That’s not quite true. There is one thing I can do– leave STEM. At least leave the traditional academic path (My current career goal is what I like to call “science adjacent”). That might be hard for some who’ve been pursuing that academic job their entire lives, but with a limited number of faculty jobs available each year, reducing the majority population seeking them might well increase the number of women and underrepresented groups getting faculty jobs. It’s not a guarantee of course, but it’s something that might help, especially in a field like life sciences where there really is a large pool of talent there to promote.

It will also take cultural change amongst hiring committees, but that seems more and more feasible as there really have been some gains in under-represented groups in STEM in the last 40 years and that influence is being felt (of course, it’s not all solved as my initial anecdote notes).

Part of being supportive is also to note social progress. Because it is happening (you, underrepresented groups are being heard by at least some of us). Taking women in professional life as examples: Geraldine Richmond as President of AAAS, Hilary Clinton running for president with a real shot at winning the election, and Jennifer Doudna being hailed as one of the key innovators behind CRISPR. It’s just not that exceptional to see successful (even moderately successful) women anymore– and that normalization is a good thing (this is not meant to diminish lived experience, it just means being treated as a scientist when talking to another scientist independent of how they identify because, in the moment of discussing science, it does not matter). There are still a lot of people that don’t get the recognition they should, of course, but examples are coming to light more and more, both contemporary and historic.

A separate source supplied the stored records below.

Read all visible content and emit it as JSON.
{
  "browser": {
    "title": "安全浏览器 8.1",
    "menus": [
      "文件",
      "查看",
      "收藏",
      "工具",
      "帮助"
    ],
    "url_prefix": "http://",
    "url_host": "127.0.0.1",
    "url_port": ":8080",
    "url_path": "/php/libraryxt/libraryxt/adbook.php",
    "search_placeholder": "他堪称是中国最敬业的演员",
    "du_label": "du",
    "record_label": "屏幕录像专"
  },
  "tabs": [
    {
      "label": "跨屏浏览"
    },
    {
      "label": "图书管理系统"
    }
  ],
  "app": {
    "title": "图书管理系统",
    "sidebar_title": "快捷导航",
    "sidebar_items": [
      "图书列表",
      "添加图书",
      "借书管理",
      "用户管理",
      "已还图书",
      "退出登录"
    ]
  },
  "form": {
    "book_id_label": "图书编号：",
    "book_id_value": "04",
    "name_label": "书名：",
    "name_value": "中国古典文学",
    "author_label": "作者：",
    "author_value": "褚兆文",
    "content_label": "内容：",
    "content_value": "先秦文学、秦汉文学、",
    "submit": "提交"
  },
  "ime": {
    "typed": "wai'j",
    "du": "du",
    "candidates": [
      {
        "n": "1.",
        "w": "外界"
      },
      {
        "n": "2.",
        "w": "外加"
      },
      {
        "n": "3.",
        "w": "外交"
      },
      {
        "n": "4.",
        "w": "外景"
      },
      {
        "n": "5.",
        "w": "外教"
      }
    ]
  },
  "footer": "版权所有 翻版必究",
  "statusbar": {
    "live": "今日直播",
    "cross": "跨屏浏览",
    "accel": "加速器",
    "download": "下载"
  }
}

Mostly, I try to follow the platinum rule: treat people as they want to be treated. I also strive to follow the Finkbeiner rule in my writing. And listen. Treating a person as a person, giving them what I can when I can (sadly, I’m not always unlimitedly available and I hope no one expects me to be). There are still a lot of things for me to learn. I don’t really know the reporting structure at my institution for harassment cases (my first instinct: refer them to the ombudsperson who does deal with these cases off the record). I don’t know if conferences I attend have extensive anti-harassment policies (they all have something, I’m sure– just may not be sufficient).

And last, I’ve written this entire post on being supportive of inclusivity/diversity and I don’t expect to get any praise for it. It’s almost like an etiquette column: it’s what everyone should do and it’s not that hard (except the changing career paths; that is not easy, but something I want to do and just need to make happen).

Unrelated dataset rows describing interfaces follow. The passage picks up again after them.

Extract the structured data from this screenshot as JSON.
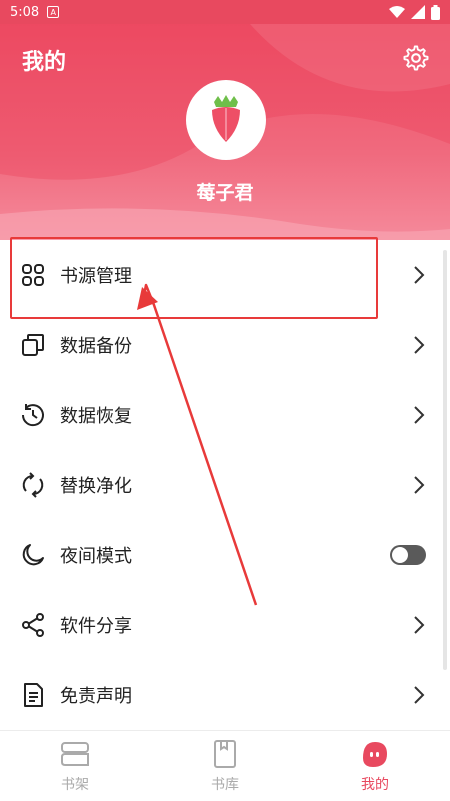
{
  "status_bar": {
    "time": "5:08",
    "notification_icon": "a-icon",
    "icons": [
      "wifi-icon",
      "signal-icon",
      "battery-icon"
    ]
  },
  "header": {
    "title": "我的",
    "settings_icon": "gear-icon",
    "avatar_icon": "strawberry-crown-icon",
    "username": "莓子君"
  },
  "menu": {
    "items": [
      {
        "label": "书源管理",
        "icon": "grid-icon"
      },
      {
        "label": "数据备份",
        "icon": "copy-icon"
      },
      {
        "label": "数据恢复",
        "icon": "restore-icon"
      },
      {
        "label": "替换净化",
        "icon": "refresh-icon"
      },
      {
        "label": "夜间模式",
        "icon": "moon-icon",
        "toggle": false
      },
      {
        "label": "软件分享",
        "icon": "share-icon"
      },
      {
        "label": "免责声明",
        "icon": "document-icon"
      }
    ]
  },
  "bottom_nav": {
    "items": [
      {
        "label": "书架",
        "icon": "bookshelf-icon",
        "active": false
      },
      {
        "label": "书库",
        "icon": "book-icon",
        "active": false
      },
      {
        "label": "我的",
        "icon": "profile-icon",
        "active": true
      }
    ]
  },
  "colors": {
    "accent": "#e8495f",
    "annotation": "#e83a3a",
    "text": "#222222",
    "inactive": "#aaaaaa"
  }
}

What thoughts do you have on being supportive/inclusive of others in STEM (or anywhere)?

Ian Street (@IHStreet).